[Provided material]

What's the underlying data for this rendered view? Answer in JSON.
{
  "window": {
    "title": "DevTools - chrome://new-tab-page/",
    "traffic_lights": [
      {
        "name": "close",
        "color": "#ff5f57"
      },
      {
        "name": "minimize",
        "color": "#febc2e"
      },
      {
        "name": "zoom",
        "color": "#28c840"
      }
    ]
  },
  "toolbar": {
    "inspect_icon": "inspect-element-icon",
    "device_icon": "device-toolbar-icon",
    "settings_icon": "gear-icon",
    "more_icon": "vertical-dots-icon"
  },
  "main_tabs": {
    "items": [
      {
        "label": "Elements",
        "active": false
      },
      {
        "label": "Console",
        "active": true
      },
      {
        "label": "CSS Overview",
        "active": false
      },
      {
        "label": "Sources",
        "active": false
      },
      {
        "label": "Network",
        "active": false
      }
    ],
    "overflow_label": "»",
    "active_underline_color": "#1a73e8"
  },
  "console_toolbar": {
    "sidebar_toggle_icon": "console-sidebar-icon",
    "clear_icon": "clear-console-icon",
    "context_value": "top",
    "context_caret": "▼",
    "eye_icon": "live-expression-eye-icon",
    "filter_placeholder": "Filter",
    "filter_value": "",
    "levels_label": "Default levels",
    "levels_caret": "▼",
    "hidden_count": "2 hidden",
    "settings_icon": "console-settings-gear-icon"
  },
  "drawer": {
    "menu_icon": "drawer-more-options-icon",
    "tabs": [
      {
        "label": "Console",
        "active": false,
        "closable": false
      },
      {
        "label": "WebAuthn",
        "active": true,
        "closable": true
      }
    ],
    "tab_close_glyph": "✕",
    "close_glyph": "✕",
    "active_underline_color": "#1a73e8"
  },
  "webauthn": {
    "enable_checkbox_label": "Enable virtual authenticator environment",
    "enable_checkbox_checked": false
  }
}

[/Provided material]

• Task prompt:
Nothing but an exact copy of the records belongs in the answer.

• Solution for this task:
What's the underlying data for this rendered view? Answer in JSON.
{
  "window": {
    "title": "DevTools - chrome://new-tab-page/",
    "traffic_lights": [
      {
        "name": "close",
        "color": "#ff5f57"
      },
      {
        "name": "minimize",
        "color": "#febc2e"
      },
      {
        "name": "zoom",
        "color": "#28c840"
      }
    ]
  },
  "toolbar": {
    "inspect_icon": "inspect-element-icon",
    "device_icon": "device-toolbar-icon",
    "settings_icon": "gear-icon",
    "more_icon": "vertical-dots-icon"
  },
  "main_tabs": {
    "items": [
      {
        "label": "Elements",
        "active": false
      },
      {
        "label": "Console",
        "active": true
      },
      {
        "label": "CSS Overview",
        "active": false
      },
      {
        "label": "Sources",
        "active": false
      },
      {
        "label": "Network",
        "active": false
      }
    ],
    "overflow_label": "»",
    "active_underline_color": "#1a73e8"
  },
  "console_toolbar": {
    "sidebar_toggle_icon": "console-sidebar-icon",
    "clear_icon": "clear-console-icon",
    "context_value": "top",
    "context_caret": "▼",
    "eye_icon": "live-expression-eye-icon",
    "filter_placeholder": "Filter",
    "filter_value": "",
    "levels_label": "Default levels",
    "levels_caret": "▼",
    "hidden_count": "2 hidden",
    "settings_icon": "console-settings-gear-icon"
  },
  "drawer": {
    "menu_icon": "drawer-more-options-icon",
    "tabs": [
      {
        "label": "Console",
        "active": false,
        "closable": false
      },
      {
        "label": "WebAuthn",
        "active": true,
        "closable": true
      }
    ],
    "tab_close_glyph": "✕",
    "close_glyph": "✕",
    "active_underline_color": "#1a73e8"
  },
  "webauthn": {
    "enable_checkbox_label": "Enable virtual authenticator environment",
    "enable_checkbox_checked": false
  }
}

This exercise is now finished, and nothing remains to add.